(Dataset rows describing interfaces)
▬▬▬▬▬▬▬▬▬▬

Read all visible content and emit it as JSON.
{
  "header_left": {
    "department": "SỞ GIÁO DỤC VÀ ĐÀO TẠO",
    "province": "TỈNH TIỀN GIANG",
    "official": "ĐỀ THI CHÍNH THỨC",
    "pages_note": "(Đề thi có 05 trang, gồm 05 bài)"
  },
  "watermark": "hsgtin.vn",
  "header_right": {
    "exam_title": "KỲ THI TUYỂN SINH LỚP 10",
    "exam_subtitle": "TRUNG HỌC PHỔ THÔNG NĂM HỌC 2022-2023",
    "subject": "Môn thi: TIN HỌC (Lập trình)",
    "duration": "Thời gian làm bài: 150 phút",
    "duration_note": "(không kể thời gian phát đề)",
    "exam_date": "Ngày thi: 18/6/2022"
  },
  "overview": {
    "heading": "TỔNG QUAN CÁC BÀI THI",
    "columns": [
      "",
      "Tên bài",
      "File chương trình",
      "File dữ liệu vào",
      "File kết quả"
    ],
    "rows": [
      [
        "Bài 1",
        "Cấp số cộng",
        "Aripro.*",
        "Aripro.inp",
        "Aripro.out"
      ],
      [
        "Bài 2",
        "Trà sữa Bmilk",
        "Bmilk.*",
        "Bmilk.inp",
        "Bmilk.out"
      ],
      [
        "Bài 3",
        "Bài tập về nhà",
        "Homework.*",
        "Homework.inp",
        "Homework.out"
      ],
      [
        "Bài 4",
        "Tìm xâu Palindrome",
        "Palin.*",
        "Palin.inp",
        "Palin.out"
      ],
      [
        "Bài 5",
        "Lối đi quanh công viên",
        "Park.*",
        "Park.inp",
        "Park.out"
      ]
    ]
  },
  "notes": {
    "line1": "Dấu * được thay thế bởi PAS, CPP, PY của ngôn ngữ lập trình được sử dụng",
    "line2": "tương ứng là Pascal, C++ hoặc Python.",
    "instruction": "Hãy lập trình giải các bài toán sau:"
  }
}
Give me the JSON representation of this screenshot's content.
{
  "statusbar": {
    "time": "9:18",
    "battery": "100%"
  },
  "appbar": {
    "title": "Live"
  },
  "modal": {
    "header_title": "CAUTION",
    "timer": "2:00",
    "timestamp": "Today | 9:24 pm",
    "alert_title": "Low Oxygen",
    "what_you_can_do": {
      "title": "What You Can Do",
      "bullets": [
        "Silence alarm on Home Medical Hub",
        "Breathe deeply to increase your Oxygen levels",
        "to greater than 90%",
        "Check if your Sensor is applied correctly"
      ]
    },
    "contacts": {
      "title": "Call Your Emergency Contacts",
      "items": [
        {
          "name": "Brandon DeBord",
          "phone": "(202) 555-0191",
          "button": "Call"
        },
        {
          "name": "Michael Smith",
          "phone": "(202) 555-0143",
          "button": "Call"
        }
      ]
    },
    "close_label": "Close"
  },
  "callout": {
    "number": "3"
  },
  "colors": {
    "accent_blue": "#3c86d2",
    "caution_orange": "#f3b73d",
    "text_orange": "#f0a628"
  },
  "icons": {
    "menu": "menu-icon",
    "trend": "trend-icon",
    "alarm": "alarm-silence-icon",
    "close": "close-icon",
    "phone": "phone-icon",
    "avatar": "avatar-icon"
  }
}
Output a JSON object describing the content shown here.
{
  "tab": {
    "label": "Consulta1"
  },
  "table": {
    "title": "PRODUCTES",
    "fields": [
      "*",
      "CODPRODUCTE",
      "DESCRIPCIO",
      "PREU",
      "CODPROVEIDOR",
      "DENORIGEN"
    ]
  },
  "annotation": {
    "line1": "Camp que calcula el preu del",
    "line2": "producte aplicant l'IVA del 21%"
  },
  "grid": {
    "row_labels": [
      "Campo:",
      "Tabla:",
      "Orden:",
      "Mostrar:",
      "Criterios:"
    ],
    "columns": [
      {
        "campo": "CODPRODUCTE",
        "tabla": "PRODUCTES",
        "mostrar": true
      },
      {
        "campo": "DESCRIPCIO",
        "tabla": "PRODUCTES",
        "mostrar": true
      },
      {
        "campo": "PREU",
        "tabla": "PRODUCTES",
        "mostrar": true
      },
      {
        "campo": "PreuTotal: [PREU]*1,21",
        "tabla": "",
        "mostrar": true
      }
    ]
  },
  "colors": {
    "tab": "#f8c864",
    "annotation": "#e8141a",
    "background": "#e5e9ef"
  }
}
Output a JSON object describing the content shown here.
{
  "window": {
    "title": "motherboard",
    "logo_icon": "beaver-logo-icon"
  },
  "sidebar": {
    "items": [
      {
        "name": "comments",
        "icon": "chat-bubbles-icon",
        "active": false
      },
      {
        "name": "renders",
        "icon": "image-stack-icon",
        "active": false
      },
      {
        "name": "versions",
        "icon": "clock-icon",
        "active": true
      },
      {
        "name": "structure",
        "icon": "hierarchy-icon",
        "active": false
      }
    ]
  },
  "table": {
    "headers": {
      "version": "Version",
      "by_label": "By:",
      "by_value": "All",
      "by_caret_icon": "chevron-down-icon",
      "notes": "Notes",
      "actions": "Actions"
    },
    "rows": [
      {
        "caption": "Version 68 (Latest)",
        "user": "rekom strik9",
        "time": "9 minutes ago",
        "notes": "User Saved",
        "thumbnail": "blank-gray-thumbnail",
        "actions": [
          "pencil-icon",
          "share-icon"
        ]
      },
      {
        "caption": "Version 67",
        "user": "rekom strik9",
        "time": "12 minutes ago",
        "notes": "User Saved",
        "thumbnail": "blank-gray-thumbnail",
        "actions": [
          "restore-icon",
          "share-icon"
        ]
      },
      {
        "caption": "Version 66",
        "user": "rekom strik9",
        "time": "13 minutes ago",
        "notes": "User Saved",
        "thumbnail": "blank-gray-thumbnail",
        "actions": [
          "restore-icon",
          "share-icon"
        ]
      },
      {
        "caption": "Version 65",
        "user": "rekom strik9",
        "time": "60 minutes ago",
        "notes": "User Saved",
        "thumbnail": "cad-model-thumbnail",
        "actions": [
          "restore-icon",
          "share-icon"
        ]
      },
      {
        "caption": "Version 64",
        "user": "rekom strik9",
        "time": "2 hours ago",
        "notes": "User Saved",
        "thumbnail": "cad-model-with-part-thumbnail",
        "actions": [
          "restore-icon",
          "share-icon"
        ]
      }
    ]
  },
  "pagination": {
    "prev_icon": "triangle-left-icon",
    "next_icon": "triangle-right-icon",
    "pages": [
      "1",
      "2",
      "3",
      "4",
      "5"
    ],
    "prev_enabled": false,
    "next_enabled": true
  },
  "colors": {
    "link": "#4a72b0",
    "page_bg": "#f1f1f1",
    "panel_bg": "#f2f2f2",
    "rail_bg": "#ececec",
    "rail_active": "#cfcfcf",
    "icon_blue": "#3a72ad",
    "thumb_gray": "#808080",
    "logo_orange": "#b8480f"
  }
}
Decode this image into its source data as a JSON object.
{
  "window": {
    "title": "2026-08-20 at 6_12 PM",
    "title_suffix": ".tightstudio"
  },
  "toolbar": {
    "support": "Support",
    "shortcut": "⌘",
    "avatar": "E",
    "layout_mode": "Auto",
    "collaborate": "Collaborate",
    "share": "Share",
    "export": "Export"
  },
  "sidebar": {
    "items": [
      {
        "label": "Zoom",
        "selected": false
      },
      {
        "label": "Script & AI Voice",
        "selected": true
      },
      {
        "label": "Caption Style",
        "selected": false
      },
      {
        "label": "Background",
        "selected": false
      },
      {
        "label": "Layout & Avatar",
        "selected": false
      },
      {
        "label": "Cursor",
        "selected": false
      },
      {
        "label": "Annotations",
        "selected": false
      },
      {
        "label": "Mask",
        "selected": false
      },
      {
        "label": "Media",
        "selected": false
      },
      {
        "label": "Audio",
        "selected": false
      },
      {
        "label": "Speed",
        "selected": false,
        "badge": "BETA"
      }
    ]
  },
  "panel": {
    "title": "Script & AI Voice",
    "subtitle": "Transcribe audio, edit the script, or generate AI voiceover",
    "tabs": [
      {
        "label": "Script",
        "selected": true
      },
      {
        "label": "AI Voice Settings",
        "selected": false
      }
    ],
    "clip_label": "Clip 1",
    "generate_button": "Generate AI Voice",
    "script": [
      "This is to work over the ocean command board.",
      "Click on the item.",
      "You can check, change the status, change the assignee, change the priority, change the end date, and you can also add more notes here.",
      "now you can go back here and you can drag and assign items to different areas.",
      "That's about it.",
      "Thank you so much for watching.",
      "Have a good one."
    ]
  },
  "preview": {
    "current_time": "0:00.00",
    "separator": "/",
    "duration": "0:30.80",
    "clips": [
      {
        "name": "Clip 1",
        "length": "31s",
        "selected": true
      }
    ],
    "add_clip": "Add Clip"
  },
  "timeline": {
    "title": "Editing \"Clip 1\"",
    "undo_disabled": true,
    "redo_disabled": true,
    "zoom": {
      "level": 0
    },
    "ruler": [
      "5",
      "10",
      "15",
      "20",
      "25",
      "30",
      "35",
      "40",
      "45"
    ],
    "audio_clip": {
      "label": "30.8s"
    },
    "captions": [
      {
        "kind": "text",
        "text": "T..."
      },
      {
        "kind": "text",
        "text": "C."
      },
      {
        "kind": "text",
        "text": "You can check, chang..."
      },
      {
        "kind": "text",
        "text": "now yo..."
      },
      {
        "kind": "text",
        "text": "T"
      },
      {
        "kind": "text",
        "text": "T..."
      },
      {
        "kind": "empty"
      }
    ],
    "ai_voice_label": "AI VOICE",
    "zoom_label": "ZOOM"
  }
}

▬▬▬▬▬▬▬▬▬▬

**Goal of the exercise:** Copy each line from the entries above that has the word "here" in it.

**Task result:**
Output a JSON object describing the content shown here.
Output a JSON object describing the content shown here.
      "You can check, change the status, change the assignee, change the priority, change the end date, and you can also add more notes here.",
      "now you can go back here and you can drag and assign items to different areas.",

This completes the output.